A Store, a Cloud Service and Sharing: Here's What Google Music Might Look Like
A download store, a music locker and the ability to share some of your music with your friends, for $25 a year. That’s what Google would like its music service to look like.
So says Billboard’s Ed Christman, who has been talking to label executives familiar with Google’s (GOOG) proposals for its yet-to-be-launched service. The music industry hasn’t agreed to any of this yet, so the gap between “like to” and “will be” could be significant. But it’s worth reading Christman’s piece to get a sense of what the Google guys are looking for.
- Google would like to sell music a track at a time, just as Apple’s iTunes does.
- Google would like to give users the ability to listen to any track all the way through, at least once, as MySpace Music does, and Lala did before Apple (AAPL) acquired it and shut it down. Google’s music search service provides free full plays for some songs but not others.
- Google would like to offer a $25 a year “locker service,” where any music you own, no matter where you procured it, would be stored on an Internet server. You could then listen to a stream of the song no matter where you where, via a Web player or a mobile phone.
- Google would like to let subscribers share their music with their friends, allowing them to listen to a song a single time.
All of which sounds pretty good. And all of which sounds like concepts that the labels would be fine with, in theory–even the part about letting you access songs you “shared” via P2P services.
The sticking point, of course, will be money: How much will the labels demand up front, how much will they charge per user or per use, and how will the money be split up between different rights holders?
The last part is a question that often gets ignored when people start spitballing ideas for music services, but it’s crucial, because music rights are a complicated web that tangles up even the best intentions. Even if the “labels” agree to Google’s terms, that likely won’t be enough, because the “labels” don’t usually own songs outright–any given song or catalog may have multiple owners.
That’s not a problem if you simply want to open up another download store, or even a streaming subscription service, because there’s a broad consensus about how to split up the pennies that those generate.

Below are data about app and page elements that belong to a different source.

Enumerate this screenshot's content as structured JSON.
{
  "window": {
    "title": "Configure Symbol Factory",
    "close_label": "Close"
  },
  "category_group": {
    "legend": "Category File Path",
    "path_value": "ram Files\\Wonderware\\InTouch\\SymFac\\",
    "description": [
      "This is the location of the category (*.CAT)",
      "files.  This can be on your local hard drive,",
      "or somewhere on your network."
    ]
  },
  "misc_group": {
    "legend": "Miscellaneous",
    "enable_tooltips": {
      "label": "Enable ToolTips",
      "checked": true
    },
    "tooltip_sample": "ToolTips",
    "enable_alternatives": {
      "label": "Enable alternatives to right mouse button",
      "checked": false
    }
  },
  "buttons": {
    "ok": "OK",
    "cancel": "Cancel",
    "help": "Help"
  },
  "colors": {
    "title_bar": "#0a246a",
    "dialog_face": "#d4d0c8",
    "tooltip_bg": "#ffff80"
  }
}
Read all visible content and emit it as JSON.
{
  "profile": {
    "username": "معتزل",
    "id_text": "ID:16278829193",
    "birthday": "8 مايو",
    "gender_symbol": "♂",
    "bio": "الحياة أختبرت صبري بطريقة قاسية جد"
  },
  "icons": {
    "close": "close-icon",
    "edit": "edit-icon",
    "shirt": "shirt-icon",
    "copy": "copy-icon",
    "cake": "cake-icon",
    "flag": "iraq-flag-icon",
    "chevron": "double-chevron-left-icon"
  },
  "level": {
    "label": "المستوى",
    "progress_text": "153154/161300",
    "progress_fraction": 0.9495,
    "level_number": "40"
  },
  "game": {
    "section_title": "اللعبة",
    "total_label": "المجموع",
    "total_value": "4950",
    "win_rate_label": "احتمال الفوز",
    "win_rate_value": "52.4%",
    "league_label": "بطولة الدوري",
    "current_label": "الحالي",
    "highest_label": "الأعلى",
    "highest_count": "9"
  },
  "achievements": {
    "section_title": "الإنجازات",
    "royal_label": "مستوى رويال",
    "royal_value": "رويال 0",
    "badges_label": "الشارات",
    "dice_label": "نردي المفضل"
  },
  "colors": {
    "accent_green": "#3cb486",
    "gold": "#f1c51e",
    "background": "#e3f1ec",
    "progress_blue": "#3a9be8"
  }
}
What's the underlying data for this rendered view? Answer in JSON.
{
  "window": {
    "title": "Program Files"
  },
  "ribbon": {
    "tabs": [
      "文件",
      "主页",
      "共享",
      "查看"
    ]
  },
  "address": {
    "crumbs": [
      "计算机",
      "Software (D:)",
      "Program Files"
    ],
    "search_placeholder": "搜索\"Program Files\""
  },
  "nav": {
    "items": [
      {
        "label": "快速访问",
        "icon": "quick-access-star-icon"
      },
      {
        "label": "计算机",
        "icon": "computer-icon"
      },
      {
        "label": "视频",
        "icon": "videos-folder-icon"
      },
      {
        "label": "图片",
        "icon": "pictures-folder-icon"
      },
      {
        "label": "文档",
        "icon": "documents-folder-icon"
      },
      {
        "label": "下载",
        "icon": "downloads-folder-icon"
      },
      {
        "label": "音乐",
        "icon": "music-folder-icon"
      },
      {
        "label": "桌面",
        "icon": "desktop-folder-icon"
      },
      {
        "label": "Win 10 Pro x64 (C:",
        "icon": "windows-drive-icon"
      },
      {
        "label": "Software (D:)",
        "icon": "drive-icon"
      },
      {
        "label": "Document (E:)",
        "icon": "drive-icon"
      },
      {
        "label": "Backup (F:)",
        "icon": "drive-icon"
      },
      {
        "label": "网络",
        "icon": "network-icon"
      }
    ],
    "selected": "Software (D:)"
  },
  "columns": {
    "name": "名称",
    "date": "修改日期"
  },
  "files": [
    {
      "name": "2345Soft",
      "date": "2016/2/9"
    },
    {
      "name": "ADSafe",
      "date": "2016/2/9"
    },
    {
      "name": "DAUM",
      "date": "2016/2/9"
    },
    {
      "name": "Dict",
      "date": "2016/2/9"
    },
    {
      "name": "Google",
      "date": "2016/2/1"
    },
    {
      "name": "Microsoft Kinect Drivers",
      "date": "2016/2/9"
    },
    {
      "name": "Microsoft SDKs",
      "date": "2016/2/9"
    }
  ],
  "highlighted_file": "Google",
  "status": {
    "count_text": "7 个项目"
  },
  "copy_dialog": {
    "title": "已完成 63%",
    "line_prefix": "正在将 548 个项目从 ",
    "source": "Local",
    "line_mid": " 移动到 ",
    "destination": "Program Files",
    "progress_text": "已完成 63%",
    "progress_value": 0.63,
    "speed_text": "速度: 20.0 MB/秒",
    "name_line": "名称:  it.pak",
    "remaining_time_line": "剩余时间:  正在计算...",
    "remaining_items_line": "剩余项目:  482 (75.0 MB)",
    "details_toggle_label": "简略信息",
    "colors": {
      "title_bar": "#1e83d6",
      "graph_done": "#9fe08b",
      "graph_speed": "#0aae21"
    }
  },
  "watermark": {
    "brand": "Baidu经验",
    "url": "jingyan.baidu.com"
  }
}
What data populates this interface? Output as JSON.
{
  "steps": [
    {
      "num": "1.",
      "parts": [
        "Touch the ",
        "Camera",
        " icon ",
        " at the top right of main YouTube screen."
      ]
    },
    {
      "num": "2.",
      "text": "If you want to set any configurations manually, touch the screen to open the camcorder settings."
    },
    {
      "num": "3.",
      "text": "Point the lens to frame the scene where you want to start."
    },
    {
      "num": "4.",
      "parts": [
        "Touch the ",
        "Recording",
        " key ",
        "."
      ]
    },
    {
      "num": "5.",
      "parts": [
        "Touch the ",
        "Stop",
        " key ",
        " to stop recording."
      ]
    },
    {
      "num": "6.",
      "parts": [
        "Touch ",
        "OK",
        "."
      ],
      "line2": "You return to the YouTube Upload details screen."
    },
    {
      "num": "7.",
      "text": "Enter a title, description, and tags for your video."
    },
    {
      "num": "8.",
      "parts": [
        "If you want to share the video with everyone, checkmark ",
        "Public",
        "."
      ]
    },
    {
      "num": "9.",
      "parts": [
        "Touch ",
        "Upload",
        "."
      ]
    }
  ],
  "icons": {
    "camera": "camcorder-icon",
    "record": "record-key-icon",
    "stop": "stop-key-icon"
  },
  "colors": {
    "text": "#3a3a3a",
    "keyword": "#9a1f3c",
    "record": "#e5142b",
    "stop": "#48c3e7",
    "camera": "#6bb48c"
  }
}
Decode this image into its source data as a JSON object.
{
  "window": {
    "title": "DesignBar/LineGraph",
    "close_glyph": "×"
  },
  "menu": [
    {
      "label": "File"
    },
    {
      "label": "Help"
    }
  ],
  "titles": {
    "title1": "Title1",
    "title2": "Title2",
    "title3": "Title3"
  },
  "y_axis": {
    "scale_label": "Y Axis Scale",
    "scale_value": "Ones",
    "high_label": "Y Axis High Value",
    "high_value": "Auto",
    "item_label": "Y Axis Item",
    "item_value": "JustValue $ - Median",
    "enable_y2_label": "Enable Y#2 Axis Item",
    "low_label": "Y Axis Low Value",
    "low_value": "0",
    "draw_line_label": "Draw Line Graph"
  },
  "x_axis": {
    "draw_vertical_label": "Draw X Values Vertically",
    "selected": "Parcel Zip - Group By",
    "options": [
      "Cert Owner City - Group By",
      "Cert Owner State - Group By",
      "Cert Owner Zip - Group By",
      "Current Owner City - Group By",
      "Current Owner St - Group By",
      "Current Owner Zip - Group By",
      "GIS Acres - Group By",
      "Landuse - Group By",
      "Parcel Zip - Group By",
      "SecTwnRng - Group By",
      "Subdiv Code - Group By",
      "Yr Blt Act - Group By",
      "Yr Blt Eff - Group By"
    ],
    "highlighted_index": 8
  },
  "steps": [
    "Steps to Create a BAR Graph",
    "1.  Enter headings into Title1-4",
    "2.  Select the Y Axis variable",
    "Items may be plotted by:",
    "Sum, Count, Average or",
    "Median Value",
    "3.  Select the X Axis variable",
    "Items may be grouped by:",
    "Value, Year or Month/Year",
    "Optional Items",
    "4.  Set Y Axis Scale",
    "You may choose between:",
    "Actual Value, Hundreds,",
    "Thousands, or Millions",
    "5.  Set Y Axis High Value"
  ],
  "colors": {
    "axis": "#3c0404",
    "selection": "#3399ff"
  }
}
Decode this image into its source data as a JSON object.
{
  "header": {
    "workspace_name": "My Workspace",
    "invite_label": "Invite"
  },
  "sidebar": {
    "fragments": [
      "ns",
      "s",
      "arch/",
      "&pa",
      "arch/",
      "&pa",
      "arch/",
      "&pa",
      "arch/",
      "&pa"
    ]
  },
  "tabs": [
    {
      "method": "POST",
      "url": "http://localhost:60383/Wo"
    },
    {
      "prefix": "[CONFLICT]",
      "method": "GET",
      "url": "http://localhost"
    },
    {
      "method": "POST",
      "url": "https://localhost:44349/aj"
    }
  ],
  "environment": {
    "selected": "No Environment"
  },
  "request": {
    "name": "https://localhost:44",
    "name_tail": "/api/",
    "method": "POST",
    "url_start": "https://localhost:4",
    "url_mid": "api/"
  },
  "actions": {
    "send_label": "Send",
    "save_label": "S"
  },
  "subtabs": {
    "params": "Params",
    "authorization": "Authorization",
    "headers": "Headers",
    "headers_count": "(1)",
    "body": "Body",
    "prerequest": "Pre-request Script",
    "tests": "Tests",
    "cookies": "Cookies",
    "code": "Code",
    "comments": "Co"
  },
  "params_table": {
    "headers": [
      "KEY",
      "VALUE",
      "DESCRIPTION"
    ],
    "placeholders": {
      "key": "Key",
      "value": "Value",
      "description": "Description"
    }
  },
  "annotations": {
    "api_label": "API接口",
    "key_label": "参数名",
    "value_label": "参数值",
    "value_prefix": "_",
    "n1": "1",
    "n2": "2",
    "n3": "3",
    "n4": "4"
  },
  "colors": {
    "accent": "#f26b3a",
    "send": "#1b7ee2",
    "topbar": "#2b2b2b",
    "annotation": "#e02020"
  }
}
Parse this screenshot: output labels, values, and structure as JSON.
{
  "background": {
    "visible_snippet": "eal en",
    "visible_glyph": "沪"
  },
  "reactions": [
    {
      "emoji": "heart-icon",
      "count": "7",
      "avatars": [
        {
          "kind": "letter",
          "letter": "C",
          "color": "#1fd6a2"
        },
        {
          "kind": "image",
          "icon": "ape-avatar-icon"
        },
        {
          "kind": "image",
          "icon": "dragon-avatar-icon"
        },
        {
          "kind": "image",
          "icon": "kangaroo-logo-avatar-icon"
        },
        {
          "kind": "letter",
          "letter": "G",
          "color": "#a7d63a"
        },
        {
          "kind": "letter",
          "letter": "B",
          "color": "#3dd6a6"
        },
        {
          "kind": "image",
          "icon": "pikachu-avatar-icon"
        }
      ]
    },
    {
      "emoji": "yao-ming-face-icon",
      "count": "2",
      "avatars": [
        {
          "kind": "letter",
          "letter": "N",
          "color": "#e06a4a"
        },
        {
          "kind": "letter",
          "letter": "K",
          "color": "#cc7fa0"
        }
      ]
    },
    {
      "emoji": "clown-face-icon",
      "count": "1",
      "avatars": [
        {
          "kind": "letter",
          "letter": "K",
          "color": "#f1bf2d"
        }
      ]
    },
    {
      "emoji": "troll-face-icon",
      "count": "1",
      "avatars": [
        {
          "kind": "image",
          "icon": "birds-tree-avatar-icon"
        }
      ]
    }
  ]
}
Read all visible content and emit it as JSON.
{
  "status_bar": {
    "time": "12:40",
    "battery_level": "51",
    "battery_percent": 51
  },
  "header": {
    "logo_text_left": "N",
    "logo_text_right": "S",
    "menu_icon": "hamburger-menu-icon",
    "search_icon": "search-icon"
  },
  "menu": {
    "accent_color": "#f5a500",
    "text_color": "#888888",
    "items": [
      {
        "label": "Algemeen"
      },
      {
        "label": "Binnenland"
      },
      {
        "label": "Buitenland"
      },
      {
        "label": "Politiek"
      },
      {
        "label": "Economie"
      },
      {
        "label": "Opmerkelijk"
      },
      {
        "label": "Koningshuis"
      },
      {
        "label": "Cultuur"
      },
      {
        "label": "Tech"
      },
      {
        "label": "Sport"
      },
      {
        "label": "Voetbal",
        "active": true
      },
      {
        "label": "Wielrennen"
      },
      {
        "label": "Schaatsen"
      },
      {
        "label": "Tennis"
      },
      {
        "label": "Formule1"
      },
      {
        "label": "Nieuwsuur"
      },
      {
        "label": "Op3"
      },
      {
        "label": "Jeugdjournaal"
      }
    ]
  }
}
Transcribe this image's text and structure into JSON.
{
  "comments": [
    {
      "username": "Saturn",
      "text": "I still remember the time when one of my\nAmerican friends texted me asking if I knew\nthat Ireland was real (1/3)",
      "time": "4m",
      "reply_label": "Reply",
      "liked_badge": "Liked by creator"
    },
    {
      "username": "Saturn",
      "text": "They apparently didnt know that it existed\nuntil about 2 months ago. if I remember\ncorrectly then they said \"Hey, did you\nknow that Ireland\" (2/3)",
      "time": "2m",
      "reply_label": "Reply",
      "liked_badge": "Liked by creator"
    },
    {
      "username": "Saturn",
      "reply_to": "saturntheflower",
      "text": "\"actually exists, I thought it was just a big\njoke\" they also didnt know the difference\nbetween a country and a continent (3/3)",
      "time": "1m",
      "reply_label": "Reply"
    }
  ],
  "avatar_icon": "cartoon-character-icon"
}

But with something new, like the locker/sharing proposal, there are a lot of cats to herd. Which makes this stuff interesting but far from definitive.